"Heartbreak House", 100 Years Later
In honor of the 100th anniversary of Armistice Day—11/11/1918—I wrote a review of Heartbreak House, perhaps the most canonical English-language play to come out of the destruction of World War I.
Heartbreak House by George Bernard Shaw
My rating: 3 of 5 stars
George Bernard Shaw is notorious for writing lengthy prefaces to his plays, but all the same, I’m surprised that I enjoyed the preface to Heartbreak House more than the play itself. In the preface, Shaw excoriates the “war delirium” that took over the British public from 1914 to 1918, and gives me a better sense than I ever had before about what life was really like on the home front during World War I. (I had no idea there were German air raids on London in WWI – I thought that was only a WWII thing!) He is also chillingly prescient about the way that the harsh peace terms imposed on Germany would lead to future destruction and conflict.
But, wow, Heartbreak House is a bizarre play. (Sometimes my 3-star ratings mean “lukewarm appreciation,” sometimes they mean “I don’t know what to make of this”—this is an example of the latter.) It begins as an Edwardian comedy of manners, loosely centered around Ellie Dunn, a young woman who plans to marry for money after her plans to marry for love are thwarted.
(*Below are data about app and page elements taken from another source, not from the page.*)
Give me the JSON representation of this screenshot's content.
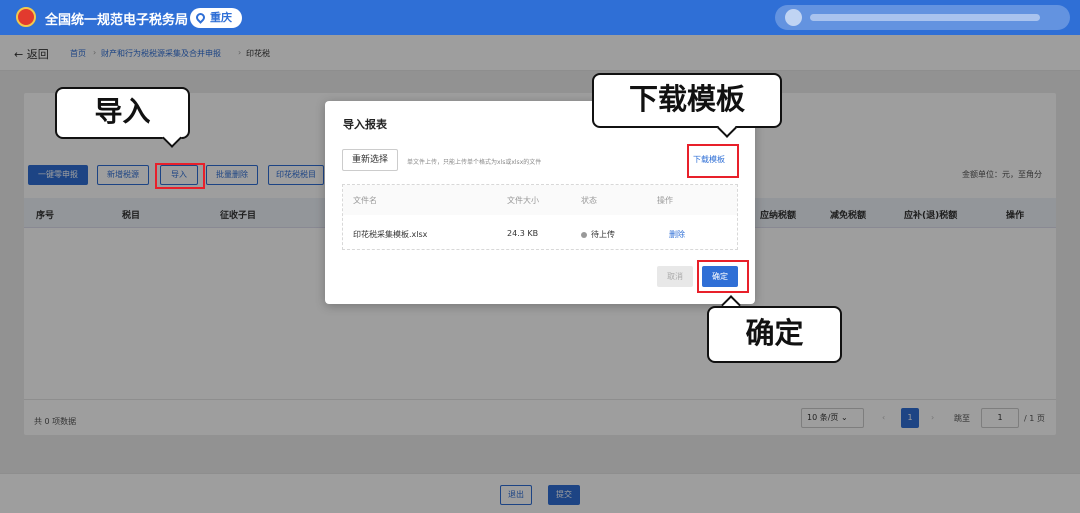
{
  "header": {
    "app_title": "全国统一规范电子税务局",
    "region": "重庆"
  },
  "breadcrumb": {
    "back": "← 返回",
    "items": [
      "首页",
      "财产和行为税税源采集及合并申报",
      "印花税"
    ]
  },
  "toolbar": {
    "buttons": [
      "一键零申报",
      "新增税源",
      "导入",
      "批量删除",
      "印花税税目"
    ],
    "unit_note": "金额单位：元，至角分"
  },
  "table": {
    "columns": [
      "序号",
      "税目",
      "征收子目",
      "应纳税额",
      "减免税额",
      "应补(退)税额",
      "操作"
    ]
  },
  "pagination": {
    "total": "共 0 项数据",
    "page_size": "10 条/页",
    "current_page": "1",
    "goto_label": "跳至",
    "goto_value": "1",
    "total_pages": "/ 1 页"
  },
  "footer": {
    "exit": "退出",
    "submit": "提交"
  },
  "modal": {
    "title": "导入报表",
    "reselect": "重新选择",
    "hint": "单文件上传，只能上传单个格式为xls或xlsx的文件",
    "download_template": "下载模板",
    "file_columns": [
      "文件名",
      "文件大小",
      "状态",
      "操作"
    ],
    "file": {
      "name": "印花税采集模板.xlsx",
      "size": "24.3 KB",
      "status": "待上传",
      "action": "删除"
    },
    "cancel": "取消",
    "confirm": "确定"
  },
  "callouts": {
    "import": "导入",
    "download": "下载模板",
    "confirm": "确定"
  },
  "colors": {
    "brand_blue": "#2f6fd6",
    "highlight_red": "#e8202a"
  }
}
Oddly, while everyone thinks that twenty-something Ellie is much too young to marry a 55-year-old industrialist, no one thinks it’s strange that the man she originally fell in love with is himself 50 years old. In fact, it’s curious that there aren’t any young men in the play at all—the six male characters range in age from forty-something to 88. Is this supposed to be a commentary on how so many men of Ellie’s generation were killed in the war?
But somewhere in Act Two—around the time Ellie knocks out her fiancé with amateur hypnotism, and a burglar with a unique modus operandi breaks in upstairs—it becomes clear that this isn’t your conventional country-house comedy. And I’d be hard-pressed to think of any other comedies of manners that end with bombs raining down on the characters as they sit outside chatting in the garden after supper.
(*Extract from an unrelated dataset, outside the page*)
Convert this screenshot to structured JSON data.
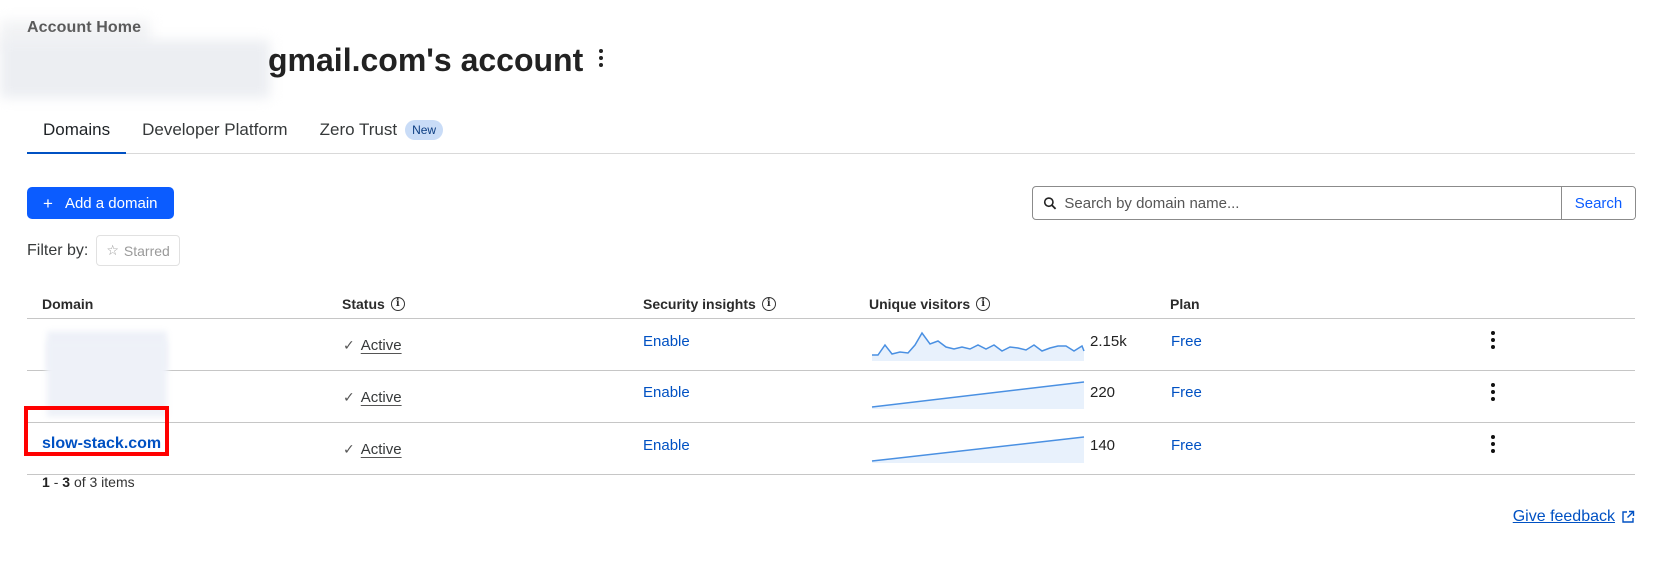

The play’s subtitle ("a fantasia in the Russian manner on English themes") shows that Shaw modeled it after Anton Chekhov plays like The Cherry Orchard ; I also think it makes an interesting companion piece to Howards End , E.M. Forster’s novel from 1910, which also involves a liberal, cultured young woman marrying a conservative, middle-aged businessman. However, Chekhov and Forster draw their characters, particularly the women, with tenderness and empathy—whereas I’m not sure that Shaw likes any of the Heartbreakers. He despises the male characters for their weakness, and despises the female characters for the cold-hearted way they seduce and manipulate these weak men. Act Two ends with a character lamenting “Oh, women, women, women! Fall, fall and crush.” So when the bombs do fall in Act Three, how can we not interpret them as a response to his misogynistic prayer? Other critics describe this as a play about the charming and self-absorbed pre-WWI gentry, but I don’t see the charm, only the self-absorption.
If the country-house gentry are in decline, they are being superseded by the Boss Mangans of the world. This character is a businessman who has gone into politics, something that another character compares to “giving a torpedo to a badly-brought-up child to play at earthquakes with.” In 2018, lines like these do take on a chilling resonance. Still, I think that in order for the play to work, you’d need to feel a real sense of loss at the way the world of the cultured gentry is giving way to a world where power and force are the only things that matter. And, as I said, Shaw doesn’t seem to make the case that any of these characters are worth saving. You go into Heartbreak House thinking it may merely be a play about romantic disappointment—the conventional meaning of the word “heartbreak”—but leave it realizing that Shaw is using “heartbreak” in the sense of “the loss of all hope.”